▶ **TASK INPUT**:

[Start of section]

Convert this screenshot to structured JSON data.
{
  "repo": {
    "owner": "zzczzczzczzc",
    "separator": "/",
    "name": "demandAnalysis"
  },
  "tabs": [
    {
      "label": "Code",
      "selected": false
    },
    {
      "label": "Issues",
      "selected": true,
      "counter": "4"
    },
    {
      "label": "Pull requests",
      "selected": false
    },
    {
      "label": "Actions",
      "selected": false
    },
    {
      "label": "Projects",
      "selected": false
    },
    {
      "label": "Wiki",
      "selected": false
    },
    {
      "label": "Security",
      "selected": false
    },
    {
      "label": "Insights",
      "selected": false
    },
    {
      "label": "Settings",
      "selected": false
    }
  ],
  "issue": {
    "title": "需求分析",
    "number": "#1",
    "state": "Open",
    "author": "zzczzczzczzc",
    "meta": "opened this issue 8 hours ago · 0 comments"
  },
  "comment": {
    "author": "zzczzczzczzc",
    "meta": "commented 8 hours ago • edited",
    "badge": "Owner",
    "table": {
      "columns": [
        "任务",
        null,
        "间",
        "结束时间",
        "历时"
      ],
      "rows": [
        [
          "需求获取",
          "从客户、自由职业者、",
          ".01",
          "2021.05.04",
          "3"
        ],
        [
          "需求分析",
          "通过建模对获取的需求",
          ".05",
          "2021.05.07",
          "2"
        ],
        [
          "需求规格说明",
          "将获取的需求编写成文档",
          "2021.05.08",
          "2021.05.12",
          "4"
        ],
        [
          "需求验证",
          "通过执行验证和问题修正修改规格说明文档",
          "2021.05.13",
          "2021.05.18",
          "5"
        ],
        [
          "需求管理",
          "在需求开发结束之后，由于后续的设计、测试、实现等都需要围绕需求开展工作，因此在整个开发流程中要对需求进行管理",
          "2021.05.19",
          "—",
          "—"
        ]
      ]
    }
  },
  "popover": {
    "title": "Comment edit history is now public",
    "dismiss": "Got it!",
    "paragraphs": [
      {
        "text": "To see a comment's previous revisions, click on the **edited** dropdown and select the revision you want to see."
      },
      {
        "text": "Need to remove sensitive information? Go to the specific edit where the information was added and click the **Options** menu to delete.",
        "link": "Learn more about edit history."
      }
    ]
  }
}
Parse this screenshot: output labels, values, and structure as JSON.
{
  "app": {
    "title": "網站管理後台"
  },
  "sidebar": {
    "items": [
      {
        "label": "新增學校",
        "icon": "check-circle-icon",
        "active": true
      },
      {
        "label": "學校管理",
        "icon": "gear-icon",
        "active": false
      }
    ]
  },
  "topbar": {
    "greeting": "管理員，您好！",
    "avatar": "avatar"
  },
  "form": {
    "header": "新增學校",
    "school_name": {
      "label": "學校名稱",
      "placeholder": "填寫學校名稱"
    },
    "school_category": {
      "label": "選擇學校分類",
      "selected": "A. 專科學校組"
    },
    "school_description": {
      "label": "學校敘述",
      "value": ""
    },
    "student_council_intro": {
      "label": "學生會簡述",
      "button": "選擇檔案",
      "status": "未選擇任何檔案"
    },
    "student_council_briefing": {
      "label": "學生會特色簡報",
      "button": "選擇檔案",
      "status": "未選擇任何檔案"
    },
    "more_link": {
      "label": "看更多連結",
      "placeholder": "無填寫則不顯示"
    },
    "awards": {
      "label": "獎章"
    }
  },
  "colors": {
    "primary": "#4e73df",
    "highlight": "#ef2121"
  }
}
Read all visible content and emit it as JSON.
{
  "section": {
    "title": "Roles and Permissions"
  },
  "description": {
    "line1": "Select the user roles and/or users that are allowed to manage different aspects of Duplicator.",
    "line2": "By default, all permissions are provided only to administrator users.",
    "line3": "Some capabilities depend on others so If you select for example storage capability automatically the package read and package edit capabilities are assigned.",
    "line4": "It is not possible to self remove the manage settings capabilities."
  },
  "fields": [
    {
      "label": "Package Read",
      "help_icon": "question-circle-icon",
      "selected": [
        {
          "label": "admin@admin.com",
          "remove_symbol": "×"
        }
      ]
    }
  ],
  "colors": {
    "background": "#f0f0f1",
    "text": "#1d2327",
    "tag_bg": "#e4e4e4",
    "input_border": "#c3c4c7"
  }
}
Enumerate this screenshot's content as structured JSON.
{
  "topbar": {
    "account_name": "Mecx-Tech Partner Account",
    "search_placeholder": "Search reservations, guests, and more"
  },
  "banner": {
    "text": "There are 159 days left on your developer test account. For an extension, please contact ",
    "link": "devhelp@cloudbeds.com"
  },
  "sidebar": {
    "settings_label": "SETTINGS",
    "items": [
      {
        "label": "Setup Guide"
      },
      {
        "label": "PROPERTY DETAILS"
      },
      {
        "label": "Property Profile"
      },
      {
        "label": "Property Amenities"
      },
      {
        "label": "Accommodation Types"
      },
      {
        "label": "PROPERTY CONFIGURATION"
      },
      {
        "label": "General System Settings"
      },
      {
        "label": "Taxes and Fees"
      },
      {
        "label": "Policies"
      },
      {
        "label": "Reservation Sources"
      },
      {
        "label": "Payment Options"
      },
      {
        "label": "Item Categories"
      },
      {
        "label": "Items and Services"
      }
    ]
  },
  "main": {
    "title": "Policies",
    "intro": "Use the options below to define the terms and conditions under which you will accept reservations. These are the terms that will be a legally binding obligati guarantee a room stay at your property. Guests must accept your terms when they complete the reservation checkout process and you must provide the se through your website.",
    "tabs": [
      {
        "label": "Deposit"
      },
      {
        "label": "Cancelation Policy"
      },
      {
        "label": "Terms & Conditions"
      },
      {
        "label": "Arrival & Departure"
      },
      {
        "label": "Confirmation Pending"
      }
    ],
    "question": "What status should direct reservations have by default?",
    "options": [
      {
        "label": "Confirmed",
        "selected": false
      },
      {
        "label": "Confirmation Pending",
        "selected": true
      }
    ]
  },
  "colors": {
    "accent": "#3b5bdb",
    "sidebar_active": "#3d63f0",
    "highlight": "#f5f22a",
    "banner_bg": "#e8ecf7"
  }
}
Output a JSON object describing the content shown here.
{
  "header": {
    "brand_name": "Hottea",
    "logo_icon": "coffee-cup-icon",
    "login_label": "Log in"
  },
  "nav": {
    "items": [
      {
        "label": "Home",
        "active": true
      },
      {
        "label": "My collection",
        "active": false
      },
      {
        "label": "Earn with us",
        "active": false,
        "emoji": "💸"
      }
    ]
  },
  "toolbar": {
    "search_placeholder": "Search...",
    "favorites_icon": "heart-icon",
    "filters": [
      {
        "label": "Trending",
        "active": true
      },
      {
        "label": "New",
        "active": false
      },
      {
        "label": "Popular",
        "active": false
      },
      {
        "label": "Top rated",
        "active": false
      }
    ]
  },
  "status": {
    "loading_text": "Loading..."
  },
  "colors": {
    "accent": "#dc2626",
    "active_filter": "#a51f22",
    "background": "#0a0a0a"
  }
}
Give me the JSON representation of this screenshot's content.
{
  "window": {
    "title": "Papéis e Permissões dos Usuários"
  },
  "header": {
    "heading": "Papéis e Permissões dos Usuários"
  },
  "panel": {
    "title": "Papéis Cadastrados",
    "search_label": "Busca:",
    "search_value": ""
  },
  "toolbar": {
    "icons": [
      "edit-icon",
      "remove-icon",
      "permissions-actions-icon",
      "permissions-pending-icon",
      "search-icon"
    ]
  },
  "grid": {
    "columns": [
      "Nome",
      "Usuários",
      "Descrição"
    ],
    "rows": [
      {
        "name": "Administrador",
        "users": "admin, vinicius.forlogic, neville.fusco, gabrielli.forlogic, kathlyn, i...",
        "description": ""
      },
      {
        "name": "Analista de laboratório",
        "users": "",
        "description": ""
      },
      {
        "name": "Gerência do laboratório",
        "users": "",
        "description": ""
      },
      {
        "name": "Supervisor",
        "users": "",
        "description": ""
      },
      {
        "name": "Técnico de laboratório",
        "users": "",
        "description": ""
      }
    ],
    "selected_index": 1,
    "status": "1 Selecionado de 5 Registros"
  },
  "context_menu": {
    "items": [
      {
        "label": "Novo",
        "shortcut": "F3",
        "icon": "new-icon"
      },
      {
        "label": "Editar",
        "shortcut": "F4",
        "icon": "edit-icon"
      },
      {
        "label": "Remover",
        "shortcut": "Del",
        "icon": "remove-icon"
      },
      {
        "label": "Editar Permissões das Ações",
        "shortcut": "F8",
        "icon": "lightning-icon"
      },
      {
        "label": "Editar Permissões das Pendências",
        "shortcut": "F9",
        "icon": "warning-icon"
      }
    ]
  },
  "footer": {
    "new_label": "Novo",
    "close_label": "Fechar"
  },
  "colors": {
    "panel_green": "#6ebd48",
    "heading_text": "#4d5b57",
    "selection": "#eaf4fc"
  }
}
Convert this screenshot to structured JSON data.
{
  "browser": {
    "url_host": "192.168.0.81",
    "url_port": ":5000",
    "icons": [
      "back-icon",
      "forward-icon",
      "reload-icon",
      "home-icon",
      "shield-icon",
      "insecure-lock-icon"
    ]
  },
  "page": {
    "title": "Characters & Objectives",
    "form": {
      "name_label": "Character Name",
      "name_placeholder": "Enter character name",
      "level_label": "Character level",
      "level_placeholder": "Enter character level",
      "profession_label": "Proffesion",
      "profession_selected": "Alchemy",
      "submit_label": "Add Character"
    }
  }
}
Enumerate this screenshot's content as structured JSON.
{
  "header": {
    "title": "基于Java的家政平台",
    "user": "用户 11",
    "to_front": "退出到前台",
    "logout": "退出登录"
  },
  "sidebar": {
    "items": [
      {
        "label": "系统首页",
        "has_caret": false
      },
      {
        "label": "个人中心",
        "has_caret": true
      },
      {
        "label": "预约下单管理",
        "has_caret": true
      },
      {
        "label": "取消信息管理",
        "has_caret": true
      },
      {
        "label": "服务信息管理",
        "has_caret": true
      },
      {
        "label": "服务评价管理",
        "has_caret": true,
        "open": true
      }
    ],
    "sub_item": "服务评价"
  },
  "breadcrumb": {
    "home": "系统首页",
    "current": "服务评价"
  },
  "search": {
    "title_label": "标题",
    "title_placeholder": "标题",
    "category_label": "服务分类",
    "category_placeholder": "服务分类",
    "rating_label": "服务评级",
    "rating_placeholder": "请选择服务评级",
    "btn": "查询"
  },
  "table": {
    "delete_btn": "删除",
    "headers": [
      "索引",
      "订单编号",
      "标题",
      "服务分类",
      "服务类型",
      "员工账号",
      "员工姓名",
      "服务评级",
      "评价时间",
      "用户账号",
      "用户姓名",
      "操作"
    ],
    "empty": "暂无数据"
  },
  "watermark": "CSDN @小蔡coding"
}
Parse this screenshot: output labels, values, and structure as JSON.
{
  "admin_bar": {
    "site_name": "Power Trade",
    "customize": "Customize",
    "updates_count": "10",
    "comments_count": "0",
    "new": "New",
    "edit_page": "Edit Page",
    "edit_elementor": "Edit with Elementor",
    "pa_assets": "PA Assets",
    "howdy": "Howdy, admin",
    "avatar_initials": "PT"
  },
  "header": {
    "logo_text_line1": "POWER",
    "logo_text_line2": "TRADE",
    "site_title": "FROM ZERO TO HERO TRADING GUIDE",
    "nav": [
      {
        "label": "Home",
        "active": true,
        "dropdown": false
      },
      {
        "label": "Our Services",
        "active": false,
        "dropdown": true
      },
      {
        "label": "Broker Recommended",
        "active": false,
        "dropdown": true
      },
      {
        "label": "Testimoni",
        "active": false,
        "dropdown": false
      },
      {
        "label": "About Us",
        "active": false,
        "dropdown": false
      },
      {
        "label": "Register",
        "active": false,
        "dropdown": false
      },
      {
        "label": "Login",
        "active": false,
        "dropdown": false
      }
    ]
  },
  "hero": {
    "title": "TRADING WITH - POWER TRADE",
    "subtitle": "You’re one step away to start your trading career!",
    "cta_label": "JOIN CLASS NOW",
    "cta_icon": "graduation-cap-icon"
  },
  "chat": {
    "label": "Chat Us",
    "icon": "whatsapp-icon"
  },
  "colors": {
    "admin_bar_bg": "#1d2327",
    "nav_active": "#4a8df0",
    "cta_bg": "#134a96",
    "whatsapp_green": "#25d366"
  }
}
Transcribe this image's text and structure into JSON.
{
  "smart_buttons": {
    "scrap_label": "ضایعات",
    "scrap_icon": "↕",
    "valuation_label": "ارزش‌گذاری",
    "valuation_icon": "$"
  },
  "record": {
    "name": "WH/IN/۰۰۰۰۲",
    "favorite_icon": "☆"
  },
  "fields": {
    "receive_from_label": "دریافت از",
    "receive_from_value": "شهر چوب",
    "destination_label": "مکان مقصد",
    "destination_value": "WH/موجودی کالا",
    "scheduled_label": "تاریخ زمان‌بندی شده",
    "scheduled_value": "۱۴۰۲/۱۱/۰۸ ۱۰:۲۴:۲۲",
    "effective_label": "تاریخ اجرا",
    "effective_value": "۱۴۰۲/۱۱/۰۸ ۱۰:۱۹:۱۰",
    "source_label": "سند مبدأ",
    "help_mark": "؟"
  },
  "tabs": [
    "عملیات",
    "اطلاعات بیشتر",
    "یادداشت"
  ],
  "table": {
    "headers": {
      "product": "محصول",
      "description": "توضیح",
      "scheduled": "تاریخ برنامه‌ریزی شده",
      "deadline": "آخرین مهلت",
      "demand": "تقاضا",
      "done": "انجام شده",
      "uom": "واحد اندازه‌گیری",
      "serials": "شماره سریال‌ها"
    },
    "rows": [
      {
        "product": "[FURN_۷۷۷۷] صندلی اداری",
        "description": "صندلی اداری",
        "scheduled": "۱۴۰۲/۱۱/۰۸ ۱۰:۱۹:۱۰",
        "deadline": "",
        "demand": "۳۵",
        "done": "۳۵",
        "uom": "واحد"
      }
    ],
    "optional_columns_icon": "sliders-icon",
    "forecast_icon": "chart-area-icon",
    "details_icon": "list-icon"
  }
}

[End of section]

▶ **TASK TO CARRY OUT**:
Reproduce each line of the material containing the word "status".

▶ **PROBLEM SOLUTION**:
      "status": "未選擇任何檔案"
      "status": "未選擇任何檔案"
    "question": "What status should direct reservations have by default?",
  "status": {
    "status": "1 Selecionado de 5 Registros"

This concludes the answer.